Losing Jerusalem, Piece by Piece

In Bir Nabala, a neighborhood in East Jerusalem, Israel’s separation Wall provides a concrete backdrop to what was once a view of the old city. On a stormy afternoon, Bir Nabala’s head of counsel Haj Tawfik Nabeli guided me through the ghostly streets isolated from the rest of the city by massive sections of the eight-meter high Wall that is, in Nabeli’s words, “affecting every single aspect of life.”

 
Walking past boarded-up houses and block after block of closed shops is a chilling experience—to say the least. One imagines days past, when Bir Nabala was a lively center of commerce, linking the people of northern West Bank cities such and Jenin and Tulkarm with the greater Jerusalem metropolis. Israelis used to come to Bir Nabala to shop all the time. Because of the neighborhood’s strategic location at the crossroads of the West Bank, many Palestinians were economically dependent on the more than 600 businesses and shops that thrived here. Bir Nabala used to have a bustling tire industry, where six tire factories maintained countless livelihoods and literally kept the West Bank moving. The shops now number less than 180 and two tire factories struggle to stay open. Around them Israeli industrial zones built illegally in the West Bank encircle the Palestinian neighborhoods.
 
Nabeli explained that many of the 70,000-plus residents have been driven out to search for work elsewhere. Before the Wall, the average salary was about 100 shekels (roughly $25) per day. Now, the majority of these people are unemployed.
 
The Qalandia checkpoint tower stands watch over the area, controlling the every movement of Palestinians as they go about their daily lives. In addition to heavy foot traffic, there are about 50 cars at any given time waiting in line to cross the barrier. They are subject to being denied passage, sometimes even when they do have the proper plates and IDs to pass.

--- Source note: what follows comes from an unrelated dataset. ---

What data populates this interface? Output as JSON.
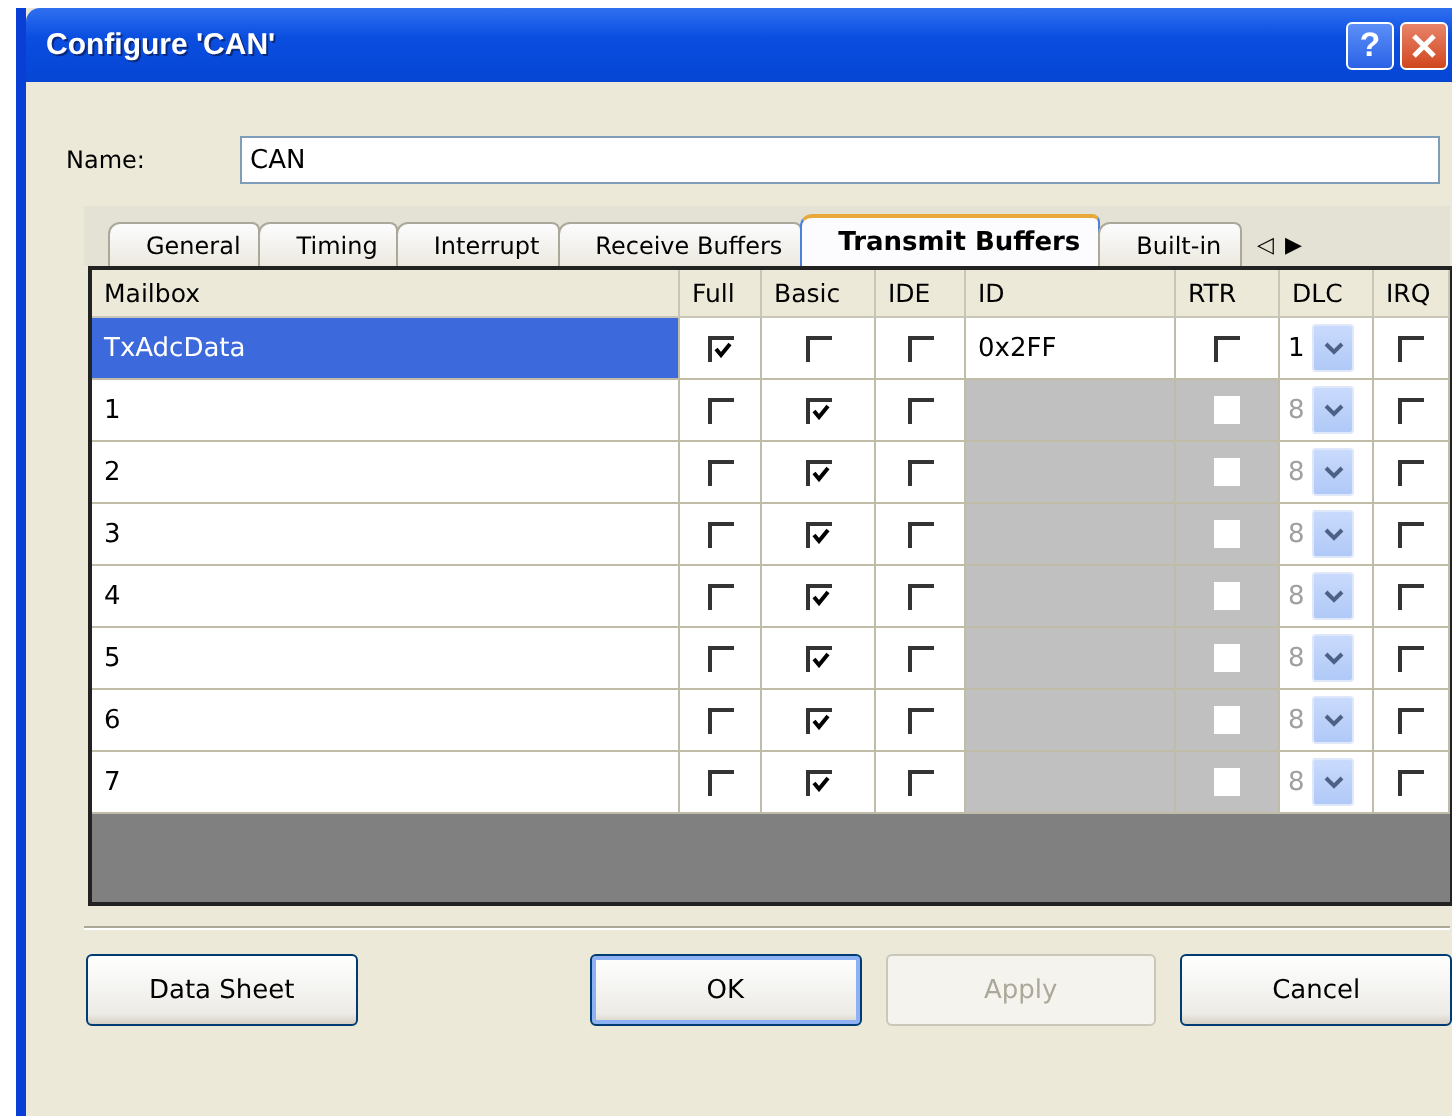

For those fortunate enough to obtain the right of passage, crossing can take hours often defeating the very purpose.
 
Palestinian residents of the Jerusalem district are given blue IDs that differentiate them from West Bank residents who carry green IDs. When the Israeli government constructed the Wall, Bir Nabala was effectively reassigned from the Jerusalem district to the Ramallah district, changing the status of most residents and denying them access to the rest of Jerusalem. This split families and undermined cultural and economic ties to the city. Prior to the Wall’s construction, residents were able to access an adequate hospital. Now located on the other side of the barrier, that hospital is no longer accessible and people usually get their health care at a sparse clinic—which has at times only employed one nurse and no doctors.   
 
On the other side of Bir Nabala’s Wall, thousands of Jerusalemite Palestinians are continually forced to leave their homes. Houses are frequently demolished, and their residents are obligated to pay for the demolition and offered nothing in terms of reparatory damages! Expulsion from the Jerusalem district carries a steep price—the loss of one’s blue ID and any future access to the city.
 
The face of Jerusalem is changing, one demolition or empty store at a time. Unless things change—and soon—Bir Nabala may become the blueprint for the future of other Palestinian neighborhoods in the Holy City.